BEGIN Material for this exercise

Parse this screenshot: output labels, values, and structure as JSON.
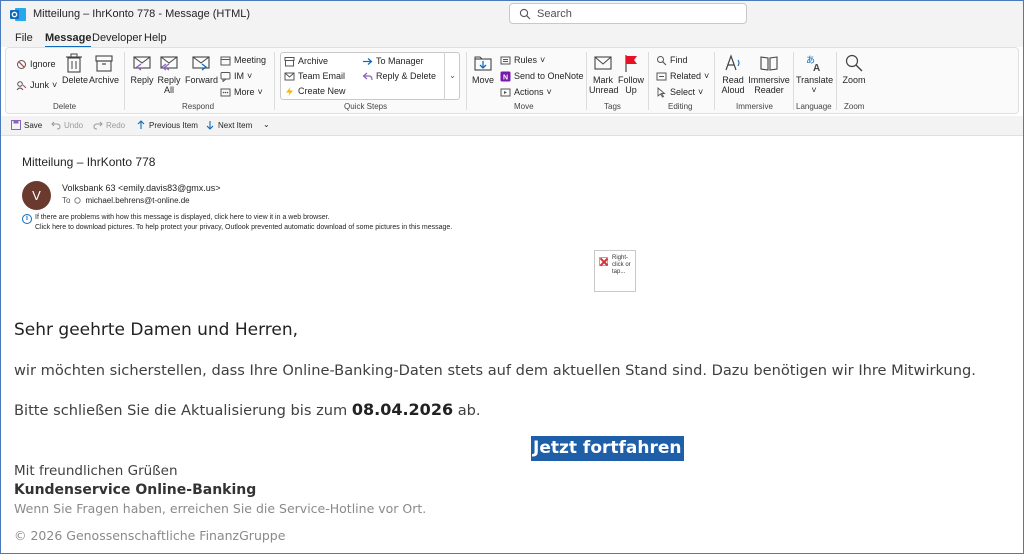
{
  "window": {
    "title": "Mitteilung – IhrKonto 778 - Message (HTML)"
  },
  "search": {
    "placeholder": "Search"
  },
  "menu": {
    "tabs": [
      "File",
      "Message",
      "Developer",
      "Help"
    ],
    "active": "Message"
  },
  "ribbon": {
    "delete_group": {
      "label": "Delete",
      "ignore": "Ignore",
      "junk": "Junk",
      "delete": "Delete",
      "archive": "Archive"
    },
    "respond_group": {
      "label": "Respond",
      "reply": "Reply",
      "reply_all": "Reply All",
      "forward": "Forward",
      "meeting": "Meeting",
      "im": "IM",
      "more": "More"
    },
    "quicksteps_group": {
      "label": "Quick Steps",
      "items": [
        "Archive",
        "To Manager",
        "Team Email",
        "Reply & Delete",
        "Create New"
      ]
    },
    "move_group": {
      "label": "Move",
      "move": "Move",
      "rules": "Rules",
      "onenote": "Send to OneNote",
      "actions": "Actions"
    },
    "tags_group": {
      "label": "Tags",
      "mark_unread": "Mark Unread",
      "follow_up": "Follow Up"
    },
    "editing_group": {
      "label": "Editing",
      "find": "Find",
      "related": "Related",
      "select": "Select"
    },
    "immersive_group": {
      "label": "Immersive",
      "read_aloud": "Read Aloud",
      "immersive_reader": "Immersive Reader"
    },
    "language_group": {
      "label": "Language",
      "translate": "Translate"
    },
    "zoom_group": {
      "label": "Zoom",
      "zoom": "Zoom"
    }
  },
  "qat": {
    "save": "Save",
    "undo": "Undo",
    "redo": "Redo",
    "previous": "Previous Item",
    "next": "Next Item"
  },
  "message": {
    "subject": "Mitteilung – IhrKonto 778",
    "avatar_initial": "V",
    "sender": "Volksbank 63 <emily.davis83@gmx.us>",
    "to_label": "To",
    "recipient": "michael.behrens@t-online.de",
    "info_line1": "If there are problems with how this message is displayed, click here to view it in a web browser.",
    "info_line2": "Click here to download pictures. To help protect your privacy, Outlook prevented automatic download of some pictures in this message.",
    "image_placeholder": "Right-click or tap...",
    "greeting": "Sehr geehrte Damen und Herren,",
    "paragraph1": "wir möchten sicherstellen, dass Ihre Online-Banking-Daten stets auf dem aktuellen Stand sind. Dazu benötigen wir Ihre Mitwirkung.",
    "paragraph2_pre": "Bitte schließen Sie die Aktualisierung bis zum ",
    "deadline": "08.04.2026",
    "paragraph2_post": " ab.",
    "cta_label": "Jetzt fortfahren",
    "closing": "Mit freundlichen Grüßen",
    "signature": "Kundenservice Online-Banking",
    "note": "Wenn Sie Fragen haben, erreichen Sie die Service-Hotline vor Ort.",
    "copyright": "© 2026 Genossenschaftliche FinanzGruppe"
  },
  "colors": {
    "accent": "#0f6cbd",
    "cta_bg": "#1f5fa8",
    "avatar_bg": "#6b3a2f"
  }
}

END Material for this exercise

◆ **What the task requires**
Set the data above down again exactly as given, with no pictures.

◆ **Exercise solution**
Parse this screenshot: output labels, values, and structure as JSON.
{
  "window": {
    "title": "Mitteilung – IhrKonto 778 - Message (HTML)"
  },
  "search": {
    "placeholder": "Search"
  },
  "menu": {
    "tabs": [
      "File",
      "Message",
      "Developer",
      "Help"
    ],
    "active": "Message"
  },
  "ribbon": {
    "delete_group": {
      "label": "Delete",
      "ignore": "Ignore",
      "junk": "Junk",
      "delete": "Delete",
      "archive": "Archive"
    },
    "respond_group": {
      "label": "Respond",
      "reply": "Reply",
      "reply_all": "Reply All",
      "forward": "Forward",
      "meeting": "Meeting",
      "im": "IM",
      "more": "More"
    },
    "quicksteps_group": {
      "label": "Quick Steps",
      "items": [
        "Archive",
        "To Manager",
        "Team Email",
        "Reply & Delete",
        "Create New"
      ]
    },
    "move_group": {
      "label": "Move",
      "move": "Move",
      "rules": "Rules",
      "onenote": "Send to OneNote",
      "actions": "Actions"
    },
    "tags_group": {
      "label": "Tags",
      "mark_unread": "Mark Unread",
      "follow_up": "Follow Up"
    },
    "editing_group": {
      "label": "Editing",
      "find": "Find",
      "related": "Related",
      "select": "Select"
    },
    "immersive_group": {
      "label": "Immersive",
      "read_aloud": "Read Aloud",
      "immersive_reader": "Immersive Reader"
    },
    "language_group": {
      "label": "Language",
      "translate": "Translate"
    },
    "zoom_group": {
      "label": "Zoom",
      "zoom": "Zoom"
    }
  },
  "qat": {
    "save": "Save",
    "undo": "Undo",
    "redo": "Redo",
    "previous": "Previous Item",
    "next": "Next Item"
  },
  "message": {
    "subject": "Mitteilung – IhrKonto 778",
    "avatar_initial": "V",
    "sender": "Volksbank 63 <emily.davis83@gmx.us>",
    "to_label": "To",
    "recipient": "michael.behrens@t-online.de",
    "info_line1": "If there are problems with how this message is displayed, click here to view it in a web browser.",
    "info_line2": "Click here to download pictures. To help protect your privacy, Outlook prevented automatic download of some pictures in this message.",
    "image_placeholder": "Right-click or tap...",
    "greeting": "Sehr geehrte Damen und Herren,",
    "paragraph1": "wir möchten sicherstellen, dass Ihre Online-Banking-Daten stets auf dem aktuellen Stand sind. Dazu benötigen wir Ihre Mitwirkung.",
    "paragraph2_pre": "Bitte schließen Sie die Aktualisierung bis zum ",
    "deadline": "08.04.2026",
    "paragraph2_post": " ab.",
    "cta_label": "Jetzt fortfahren",
    "closing": "Mit freundlichen Grüßen",
    "signature": "Kundenservice Online-Banking",
    "note": "Wenn Sie Fragen haben, erreichen Sie die Service-Hotline vor Ort.",
    "copyright": "© 2026 Genossenschaftliche FinanzGruppe"
  },
  "colors": {
    "accent": "#0f6cbd",
    "cta_bg": "#1f5fa8",
    "avatar_bg": "#6b3a2f"
  }
}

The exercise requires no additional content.